Work required:
The answer must consist of every line below that holds the word "Einstellungen".

Listed records:

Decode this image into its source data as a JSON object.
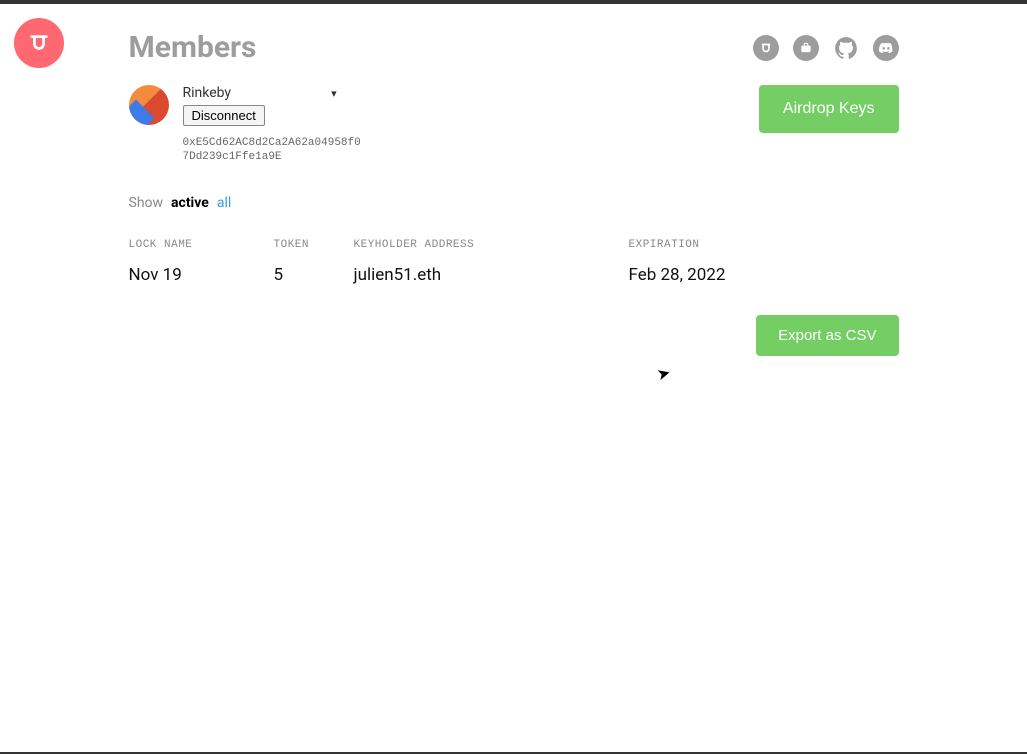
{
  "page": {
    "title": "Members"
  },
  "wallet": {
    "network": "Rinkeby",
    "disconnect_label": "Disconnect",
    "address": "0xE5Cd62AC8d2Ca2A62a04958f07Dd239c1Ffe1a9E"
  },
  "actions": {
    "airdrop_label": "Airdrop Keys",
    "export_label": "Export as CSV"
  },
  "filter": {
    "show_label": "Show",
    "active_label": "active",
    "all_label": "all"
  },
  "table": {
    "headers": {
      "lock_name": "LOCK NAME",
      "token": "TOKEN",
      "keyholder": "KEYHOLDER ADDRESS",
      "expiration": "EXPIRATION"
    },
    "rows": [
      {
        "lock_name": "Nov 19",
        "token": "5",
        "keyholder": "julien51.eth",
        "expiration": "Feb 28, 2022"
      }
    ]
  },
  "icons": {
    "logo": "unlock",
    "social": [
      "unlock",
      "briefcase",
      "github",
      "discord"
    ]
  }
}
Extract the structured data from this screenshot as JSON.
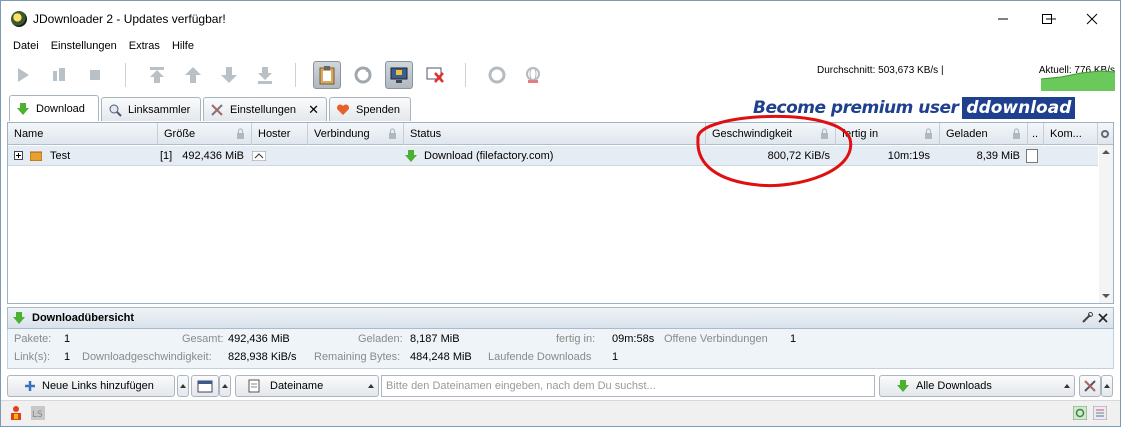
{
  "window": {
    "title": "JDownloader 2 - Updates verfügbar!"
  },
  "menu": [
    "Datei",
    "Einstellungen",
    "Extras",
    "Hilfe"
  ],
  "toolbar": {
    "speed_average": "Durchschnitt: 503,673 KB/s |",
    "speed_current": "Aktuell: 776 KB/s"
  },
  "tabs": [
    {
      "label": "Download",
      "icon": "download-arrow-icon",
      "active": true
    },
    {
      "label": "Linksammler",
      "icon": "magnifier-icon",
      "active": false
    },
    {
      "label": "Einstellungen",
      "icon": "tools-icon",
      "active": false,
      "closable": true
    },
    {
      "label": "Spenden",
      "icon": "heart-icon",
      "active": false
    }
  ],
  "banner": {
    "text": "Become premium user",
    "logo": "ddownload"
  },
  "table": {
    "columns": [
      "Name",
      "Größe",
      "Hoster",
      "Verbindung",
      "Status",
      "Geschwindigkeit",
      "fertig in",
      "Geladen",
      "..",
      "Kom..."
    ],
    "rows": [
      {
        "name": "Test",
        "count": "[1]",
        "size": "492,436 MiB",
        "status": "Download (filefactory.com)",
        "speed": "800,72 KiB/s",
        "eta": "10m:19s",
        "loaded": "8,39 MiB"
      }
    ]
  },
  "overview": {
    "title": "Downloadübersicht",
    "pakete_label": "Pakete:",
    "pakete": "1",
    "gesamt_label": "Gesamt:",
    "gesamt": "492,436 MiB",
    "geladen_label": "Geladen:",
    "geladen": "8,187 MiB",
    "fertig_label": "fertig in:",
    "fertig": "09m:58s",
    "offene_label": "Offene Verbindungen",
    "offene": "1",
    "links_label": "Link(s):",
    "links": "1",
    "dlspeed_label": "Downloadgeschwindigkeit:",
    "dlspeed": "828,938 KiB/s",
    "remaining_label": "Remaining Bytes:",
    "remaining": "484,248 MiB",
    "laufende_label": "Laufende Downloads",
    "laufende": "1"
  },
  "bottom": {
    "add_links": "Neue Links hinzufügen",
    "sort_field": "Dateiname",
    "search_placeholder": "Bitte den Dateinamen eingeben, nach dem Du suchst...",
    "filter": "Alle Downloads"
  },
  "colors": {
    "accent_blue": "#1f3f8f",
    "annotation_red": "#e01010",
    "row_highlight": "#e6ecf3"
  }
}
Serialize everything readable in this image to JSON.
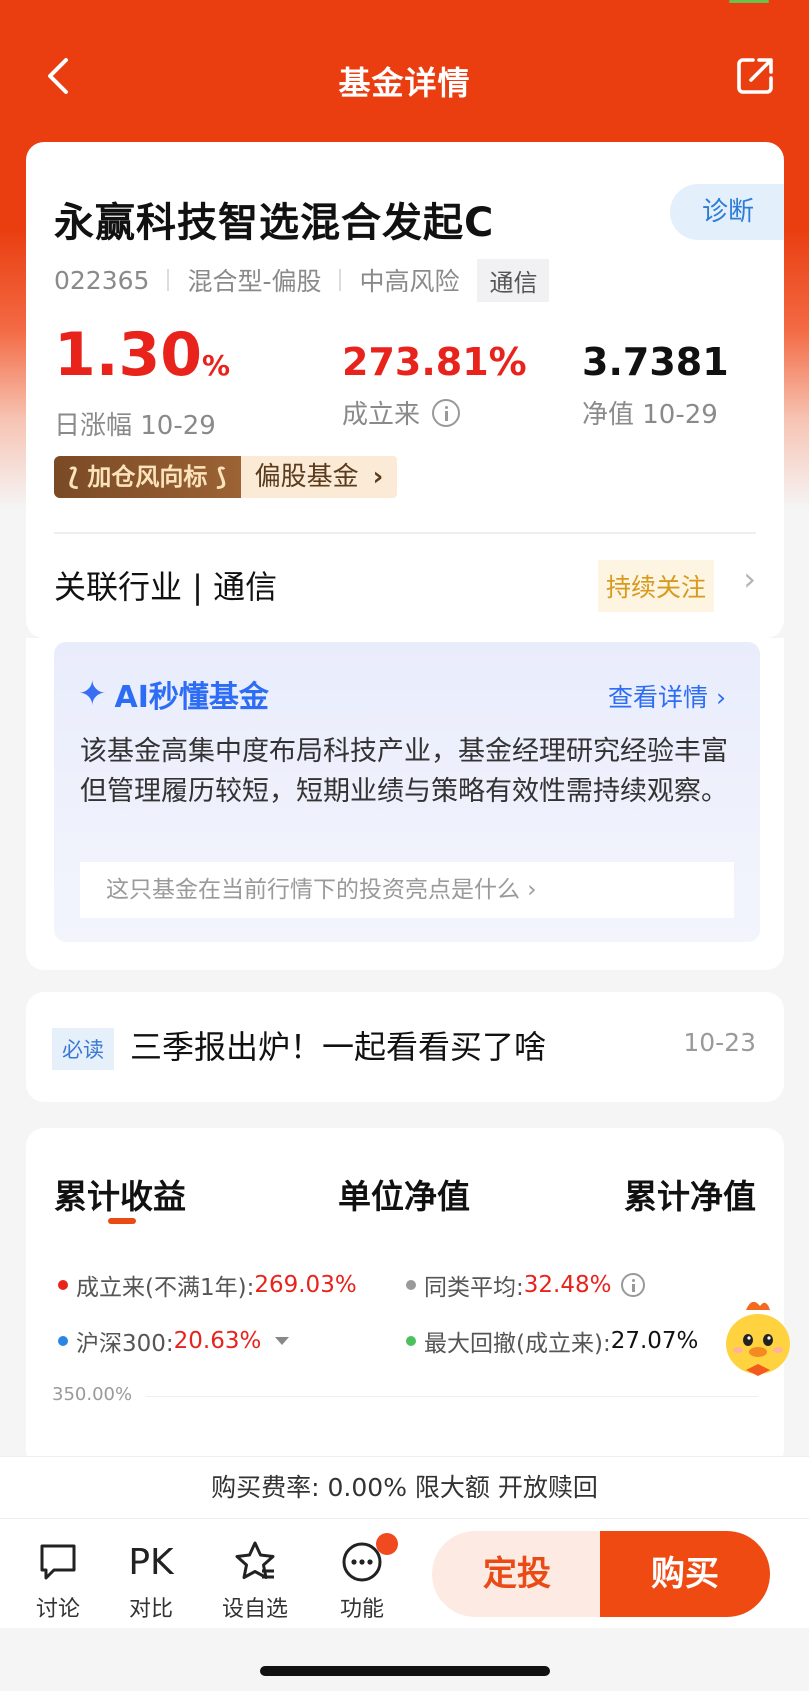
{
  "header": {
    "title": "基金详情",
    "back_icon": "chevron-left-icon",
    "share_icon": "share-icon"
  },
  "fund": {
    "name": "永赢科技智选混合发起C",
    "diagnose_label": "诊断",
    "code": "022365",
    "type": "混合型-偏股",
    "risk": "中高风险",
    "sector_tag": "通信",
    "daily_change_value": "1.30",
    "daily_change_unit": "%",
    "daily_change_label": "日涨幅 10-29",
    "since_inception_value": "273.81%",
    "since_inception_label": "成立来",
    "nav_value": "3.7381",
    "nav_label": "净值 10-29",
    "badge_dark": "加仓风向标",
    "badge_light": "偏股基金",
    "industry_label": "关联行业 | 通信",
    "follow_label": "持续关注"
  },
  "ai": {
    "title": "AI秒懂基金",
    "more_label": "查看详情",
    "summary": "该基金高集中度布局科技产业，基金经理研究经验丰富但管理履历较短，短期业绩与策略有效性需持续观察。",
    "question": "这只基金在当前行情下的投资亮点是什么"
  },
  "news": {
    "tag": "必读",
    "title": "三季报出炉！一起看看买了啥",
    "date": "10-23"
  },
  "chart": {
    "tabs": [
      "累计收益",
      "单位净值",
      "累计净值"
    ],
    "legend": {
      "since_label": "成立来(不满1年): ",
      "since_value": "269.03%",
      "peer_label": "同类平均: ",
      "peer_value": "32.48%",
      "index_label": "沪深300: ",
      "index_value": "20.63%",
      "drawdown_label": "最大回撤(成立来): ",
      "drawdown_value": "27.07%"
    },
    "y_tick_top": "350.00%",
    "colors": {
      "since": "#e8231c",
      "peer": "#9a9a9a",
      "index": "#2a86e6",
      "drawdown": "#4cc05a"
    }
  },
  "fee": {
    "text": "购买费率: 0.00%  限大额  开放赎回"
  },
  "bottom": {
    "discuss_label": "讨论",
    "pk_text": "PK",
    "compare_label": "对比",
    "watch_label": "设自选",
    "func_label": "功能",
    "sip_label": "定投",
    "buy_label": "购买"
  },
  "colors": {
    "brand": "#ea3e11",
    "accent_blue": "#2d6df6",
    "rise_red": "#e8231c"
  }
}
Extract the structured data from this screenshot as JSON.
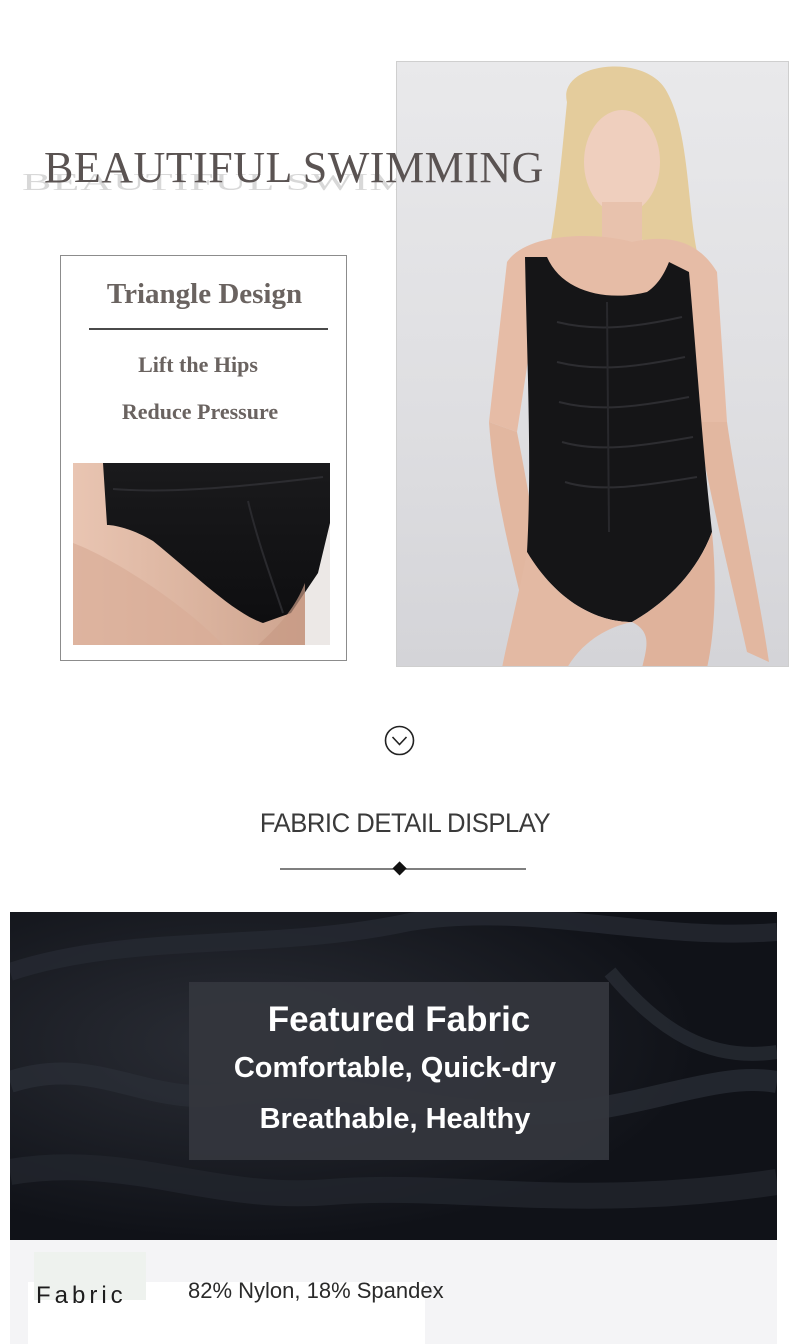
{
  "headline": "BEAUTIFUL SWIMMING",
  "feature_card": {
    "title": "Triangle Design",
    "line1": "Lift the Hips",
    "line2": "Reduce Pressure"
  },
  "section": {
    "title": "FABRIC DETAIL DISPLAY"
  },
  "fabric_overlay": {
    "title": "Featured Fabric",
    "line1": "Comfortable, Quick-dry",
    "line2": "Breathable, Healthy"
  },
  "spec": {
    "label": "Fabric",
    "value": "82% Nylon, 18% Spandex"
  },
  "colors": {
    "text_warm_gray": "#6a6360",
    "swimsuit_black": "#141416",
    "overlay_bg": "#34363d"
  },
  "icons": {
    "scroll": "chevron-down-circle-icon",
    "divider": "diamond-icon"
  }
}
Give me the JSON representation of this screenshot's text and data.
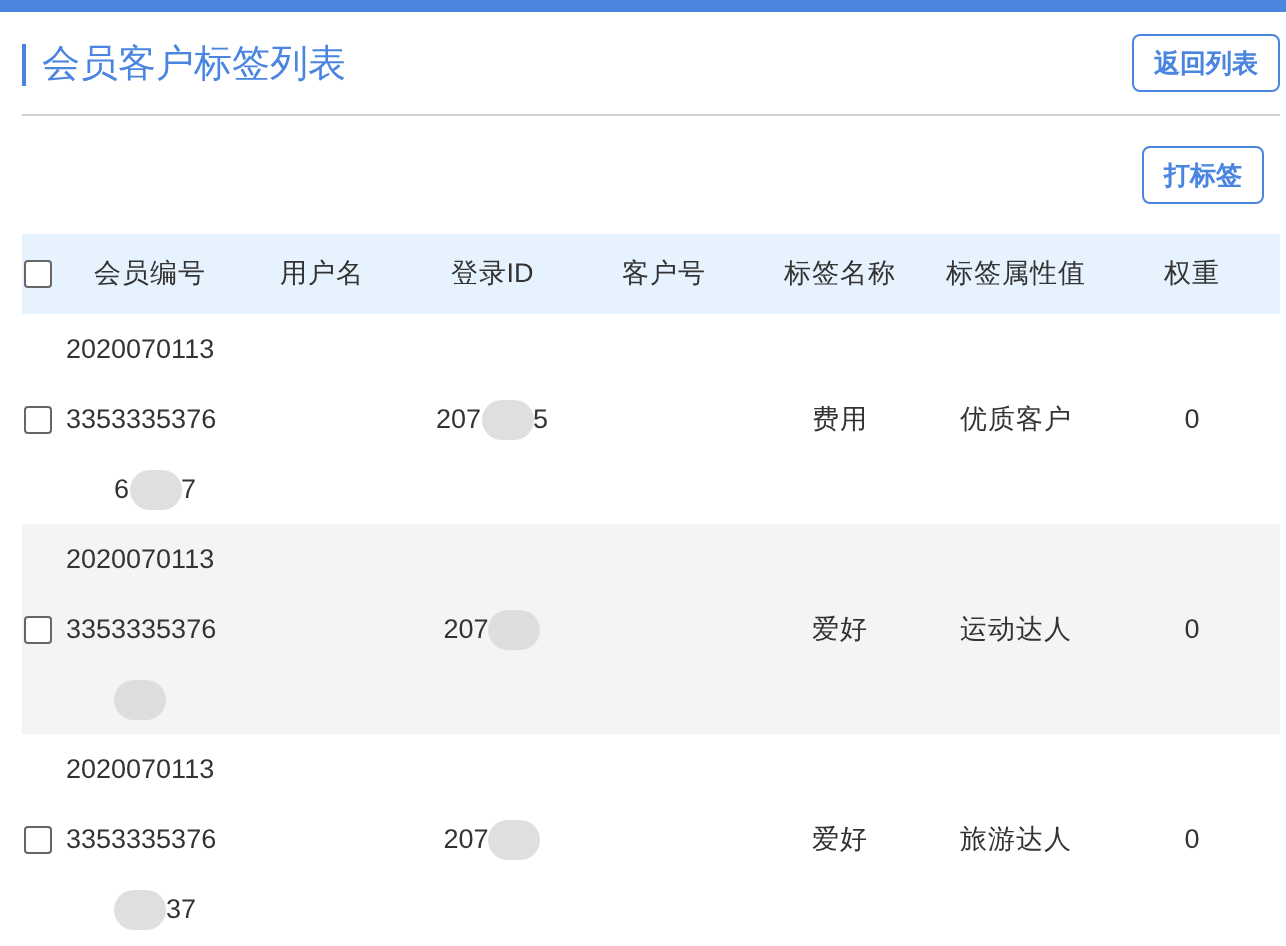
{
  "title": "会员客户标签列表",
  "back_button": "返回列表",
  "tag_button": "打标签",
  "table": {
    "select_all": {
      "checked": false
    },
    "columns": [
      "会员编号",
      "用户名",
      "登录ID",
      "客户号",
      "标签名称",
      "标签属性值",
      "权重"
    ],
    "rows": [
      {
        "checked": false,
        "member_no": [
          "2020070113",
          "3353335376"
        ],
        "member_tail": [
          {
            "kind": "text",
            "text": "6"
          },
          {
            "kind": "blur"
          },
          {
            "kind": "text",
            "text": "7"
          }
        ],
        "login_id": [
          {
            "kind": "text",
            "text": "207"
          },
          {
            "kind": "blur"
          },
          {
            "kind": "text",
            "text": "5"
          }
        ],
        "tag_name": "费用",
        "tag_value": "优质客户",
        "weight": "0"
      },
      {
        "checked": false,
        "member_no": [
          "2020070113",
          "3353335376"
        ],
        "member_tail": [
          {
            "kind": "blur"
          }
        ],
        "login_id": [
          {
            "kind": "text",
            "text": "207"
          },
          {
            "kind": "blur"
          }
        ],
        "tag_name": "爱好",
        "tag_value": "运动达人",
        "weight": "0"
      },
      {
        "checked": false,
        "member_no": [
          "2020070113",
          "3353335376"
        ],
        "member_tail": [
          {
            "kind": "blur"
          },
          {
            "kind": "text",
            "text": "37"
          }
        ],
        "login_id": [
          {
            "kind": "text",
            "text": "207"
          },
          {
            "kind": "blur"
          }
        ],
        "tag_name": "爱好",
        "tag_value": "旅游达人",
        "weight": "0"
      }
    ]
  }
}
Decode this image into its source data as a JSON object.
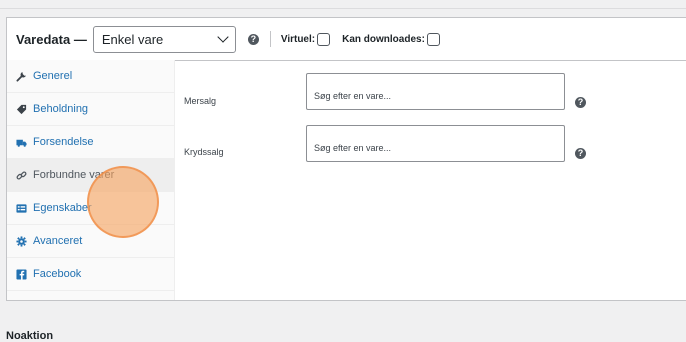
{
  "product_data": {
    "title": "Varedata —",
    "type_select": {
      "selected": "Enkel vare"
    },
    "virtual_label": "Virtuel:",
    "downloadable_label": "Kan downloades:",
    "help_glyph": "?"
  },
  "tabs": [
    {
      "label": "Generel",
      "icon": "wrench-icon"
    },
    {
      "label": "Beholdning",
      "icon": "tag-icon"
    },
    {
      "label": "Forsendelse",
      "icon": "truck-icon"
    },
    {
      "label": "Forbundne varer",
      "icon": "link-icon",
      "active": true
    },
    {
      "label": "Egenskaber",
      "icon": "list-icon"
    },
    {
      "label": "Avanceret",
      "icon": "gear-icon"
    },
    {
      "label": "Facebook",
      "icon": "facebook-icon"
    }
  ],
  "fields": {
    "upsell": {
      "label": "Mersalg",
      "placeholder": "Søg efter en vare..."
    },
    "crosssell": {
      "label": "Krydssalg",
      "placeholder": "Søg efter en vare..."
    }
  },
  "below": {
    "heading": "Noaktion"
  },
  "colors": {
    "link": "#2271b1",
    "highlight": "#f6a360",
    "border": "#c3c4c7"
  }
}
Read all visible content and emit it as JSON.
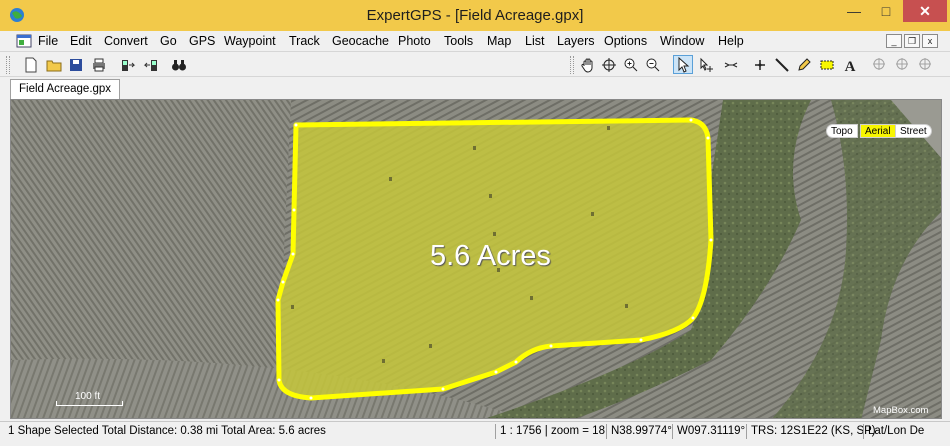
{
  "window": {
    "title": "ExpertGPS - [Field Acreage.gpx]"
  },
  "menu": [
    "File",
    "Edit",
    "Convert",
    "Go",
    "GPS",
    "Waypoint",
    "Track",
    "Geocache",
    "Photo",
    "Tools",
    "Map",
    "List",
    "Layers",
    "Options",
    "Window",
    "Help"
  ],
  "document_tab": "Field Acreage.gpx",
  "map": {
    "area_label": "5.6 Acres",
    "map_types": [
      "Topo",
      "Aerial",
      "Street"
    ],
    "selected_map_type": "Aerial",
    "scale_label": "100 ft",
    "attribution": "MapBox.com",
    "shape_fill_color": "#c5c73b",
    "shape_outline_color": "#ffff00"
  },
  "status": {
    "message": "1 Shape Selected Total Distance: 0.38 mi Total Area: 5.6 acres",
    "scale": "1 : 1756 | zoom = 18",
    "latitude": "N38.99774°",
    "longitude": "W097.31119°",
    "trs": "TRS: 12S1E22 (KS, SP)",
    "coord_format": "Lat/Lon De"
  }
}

Problem solution:
    "Einstellungen",
      "label": "Einstellungen",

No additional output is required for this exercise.